The peritoneal cavity is not completely closed in females – the uterine tubes open into the peritoneal cavity, providing a potential pathway between the female genital tract and the abdominal cavity. Clinically, this means that infections of the vagina, uterus, or uterine tubes may result in infection and inflammation of the peritoneum (peritonitis).
Actual passage of infectious material into the peritoneum, however, is rare due to the presence of a mucous plug in the external os (opening) of the uterus which prevents the passage of pathogens but allows sperm to enter the uterus.
Clinical Relevance: Sampling of Peritoneal Fluid
Culdocentesis involves the extraction of fluid from the rectouterine pouch (of Douglas) through a needle inserted through the posterior fornix of the vagina. It can be used to extract fluid from the peritoneal cavity or to drain a pelvic abscess in the rectouterine pouch.

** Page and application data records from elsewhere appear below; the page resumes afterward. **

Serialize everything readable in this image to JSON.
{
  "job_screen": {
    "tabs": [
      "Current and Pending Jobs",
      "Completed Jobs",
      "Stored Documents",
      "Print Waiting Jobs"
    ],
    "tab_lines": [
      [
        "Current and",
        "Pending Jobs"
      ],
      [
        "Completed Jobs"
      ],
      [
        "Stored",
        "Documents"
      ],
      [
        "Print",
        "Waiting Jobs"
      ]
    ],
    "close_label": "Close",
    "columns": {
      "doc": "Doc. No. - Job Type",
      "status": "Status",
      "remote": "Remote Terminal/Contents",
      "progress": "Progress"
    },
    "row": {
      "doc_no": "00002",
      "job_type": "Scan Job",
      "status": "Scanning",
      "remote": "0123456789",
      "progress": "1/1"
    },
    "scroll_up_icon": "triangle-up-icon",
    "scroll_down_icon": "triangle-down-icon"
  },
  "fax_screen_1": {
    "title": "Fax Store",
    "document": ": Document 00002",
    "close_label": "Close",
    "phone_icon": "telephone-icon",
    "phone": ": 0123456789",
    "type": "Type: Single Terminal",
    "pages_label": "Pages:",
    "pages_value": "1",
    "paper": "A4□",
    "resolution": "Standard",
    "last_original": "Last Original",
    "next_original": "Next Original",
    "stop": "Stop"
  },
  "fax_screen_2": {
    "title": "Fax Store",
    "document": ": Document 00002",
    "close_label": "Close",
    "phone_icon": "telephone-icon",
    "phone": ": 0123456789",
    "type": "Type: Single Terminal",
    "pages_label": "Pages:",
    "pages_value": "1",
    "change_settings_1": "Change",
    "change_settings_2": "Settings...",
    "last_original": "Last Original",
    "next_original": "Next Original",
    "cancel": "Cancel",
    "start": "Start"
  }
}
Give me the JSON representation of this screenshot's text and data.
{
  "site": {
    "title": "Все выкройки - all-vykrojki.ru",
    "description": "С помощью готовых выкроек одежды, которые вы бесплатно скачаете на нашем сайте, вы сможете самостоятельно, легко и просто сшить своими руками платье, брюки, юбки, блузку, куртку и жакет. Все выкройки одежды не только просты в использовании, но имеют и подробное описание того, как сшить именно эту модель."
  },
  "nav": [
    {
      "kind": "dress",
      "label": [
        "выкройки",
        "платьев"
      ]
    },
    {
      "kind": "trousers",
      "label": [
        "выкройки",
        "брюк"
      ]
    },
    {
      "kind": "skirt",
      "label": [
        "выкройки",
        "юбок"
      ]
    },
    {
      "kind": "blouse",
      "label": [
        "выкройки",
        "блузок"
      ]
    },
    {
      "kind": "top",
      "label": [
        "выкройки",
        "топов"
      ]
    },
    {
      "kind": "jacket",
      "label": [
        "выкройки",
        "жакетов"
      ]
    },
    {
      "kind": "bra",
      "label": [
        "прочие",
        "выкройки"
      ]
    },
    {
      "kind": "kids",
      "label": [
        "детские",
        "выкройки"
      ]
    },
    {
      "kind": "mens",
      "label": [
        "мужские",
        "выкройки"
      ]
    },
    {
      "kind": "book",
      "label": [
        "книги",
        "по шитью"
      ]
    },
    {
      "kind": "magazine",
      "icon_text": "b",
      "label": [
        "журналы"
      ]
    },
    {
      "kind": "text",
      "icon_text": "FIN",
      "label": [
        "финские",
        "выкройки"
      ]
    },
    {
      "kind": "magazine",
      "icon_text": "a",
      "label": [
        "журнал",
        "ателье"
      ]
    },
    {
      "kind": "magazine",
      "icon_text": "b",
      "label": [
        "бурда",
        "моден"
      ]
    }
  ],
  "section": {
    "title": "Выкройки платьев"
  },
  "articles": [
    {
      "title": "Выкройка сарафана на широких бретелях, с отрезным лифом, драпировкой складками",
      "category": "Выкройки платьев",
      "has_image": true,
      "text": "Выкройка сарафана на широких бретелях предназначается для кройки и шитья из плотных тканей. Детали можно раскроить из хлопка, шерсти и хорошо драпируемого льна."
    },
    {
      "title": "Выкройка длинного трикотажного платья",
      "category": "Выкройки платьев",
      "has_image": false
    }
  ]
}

Paracentesis is a procedure used to drain fluid from the peritoneal cavity. A needle is inserted through the anterolateral abdominal wall into the peritoneal cavity. The needle must be inserted superior to the urinary bladder and the clinician must take care to avoid the inferior epigastric artery.
It is used to drain ascitic fluid, diagnose the cause of ascites and to check for certain types of cancer which may metastasise via the peritoneum, e.g. liver cancer.
Clinical Relevance: Disorders of the Peritoneal Cavity
Ascites refers to an accumulation of excess fluid in the peritoneal cavity. It can occur in conjunction with infection and peritonitis – however, it is more commonly caused by portal hypertension (secondary to cirrhosis of the liver).
Other causes include; malignancies of the GI tract, malnutrition, heart failure, and mechanical injuries which result in internal bleeding. Clinical features include distended abdomen, abdominal discomfort, nausea, and dyspnoea due to pressure on the lungs from the enlarged abdominal cavity.
Peritonitis refers to infection and inflammation of the peritoneum. It can occur as a result of bacterial contamination during a laparotomy (open surgical incision of the peritoneum) or it can occur secondary to an infection elsewhere in the GI tract, for example a ruptured appendix, acute pancreatitis or a gastric ulcer eroding through the wall of the stomach.
Exudation of fluid into the peritoneal cavity causes the cavity to expand, and due to the somatic innervation of the parietal peritoneum, results in pain
Clinical features include pain and tenderness of the overlying skin and the anterolateral abdominal muscles contract to protect the viscera (known as guarding). Other symptoms include; fever, nausea, vomiting, and constipation. Patients may lie with their knees flexed in an effort to relax the anterolateral abdominal wall muscles.